You will see the list of available data

  • Click on Download Option


  • To download, need to Login and click on Download on Download Options window


The Zip file will download and need to extract the zip file. The DEM.tif file which you can open in any GIS software to view the DEM file.


This how the DEM data is downloaded and can use for offline analysis for various application.

How to create Anaglyph in ERDAS Imagine

Data Requirement

To create the Anaglyph in ERDAS Imagine, we need:

  • DEM data and
  • Satellite imagery of same area

You may refer ‘Download DEM Data for offline use‘ and ‘Download and geo-refercne imagery for offline use‘ if you are not sure how to get the data.

In this tutorial, satellite image is downloaded from the Google Earth and geo-referenced in QGIS. Geo-referenced image is re-sampled in ERDAS imagine .img format. Here is how it looks:


Major Step Involved are as below:

  1. Step 1: Import DEM data into img format.
  2. Step 2: Create Painted Relief from elevation grid data
  3. Step 3: Crate Anaglyph and Obverse

Step 1: Import DEM data into img format

Import DEM data into .img using ERDAS IMAGINE file format.

  • Click on Manage Data tab and click Import Data tool

Import window open set the Import window as shown below:

  • Select the Format as DEM
  • Navigate the Input File to your folder and select .dem file
  • Navigate the Output File to your folder


  • Click OK

Your DEM file will be save in .img file in your folder.

Step 2: Create Painted Relief from elevation grid data

This step guide you on how to crate Shaded relief using the DEM data or elevation data.

  • Click on the Terrain tab and select the Painted Relief tool

The Painted Relief window open and you will input all required criteria

  • In Input DEM, navigate to your folder and select the GESurface.img (this DEM data)
  • In Output File, navigate to your folder name it PaintedRelief.img
  • Click the radio button of Ignore Zero in Output Stats.

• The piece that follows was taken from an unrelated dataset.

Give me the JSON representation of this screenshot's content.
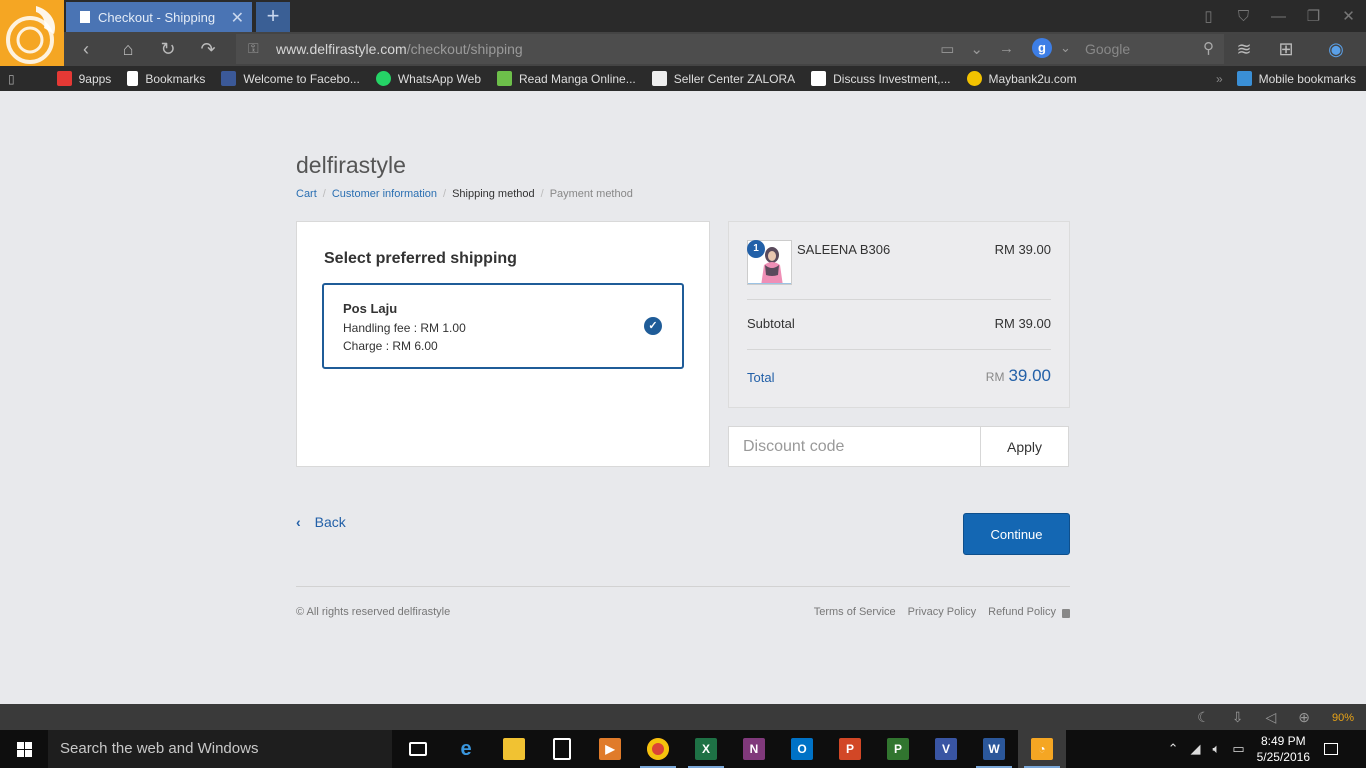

The Painted Relief window should look as shown below:


  • Click OK

The PainterRelief.img file is saved in your folder and look as shown below6

The Data for anaglyph is prepared. you will create the anaglyph in the ERDAS Imagine.

Step 3: Create Anaglyph and Observe

  • Open the ERDAS IMAGINE if not open
  • Click on the Terrain tab and select the Anaglyph tool

The Anaglyph Generation window open

  • Input DEM, navigate to your folder and select the PaintedRelif.img
  • Input Image column, navigate to your folder and select GEImage.img
  • Output Image column, navigate to your folder Anaglyph.img
  • Change the Exaggeration to 2 (this is to magnify vertical effect)
  • Change the scale Output Scale to 10000

Now the Anaglyph Generation window look as shown below


  • Accept all other default setting as it is and Click OK

The Anaglyph image is generated and open it on 2D View window of ERDAS IMAGINE and anaglyph image look like as shown below:


Use your 3D glasses to view the imagery. you should be able to visualize 3D effect of terrain.

Download Open Street Map data in shape file format

There are few ways to download Open Street Map data for offline use in GIS. One among them is to:

  1. Download OSM file of AoI in QGIS
  2. Save as OSM file to XML format
  3. and finally Export xml data in Spatial Lite database as layer.

this is complex way and you need to setup database first. however if you need to download data very frequently you can go for above option. else there is simple way to download data from third party portals. you can download Open Street data directly in ESRI Shape file format for your desire Area of Interest.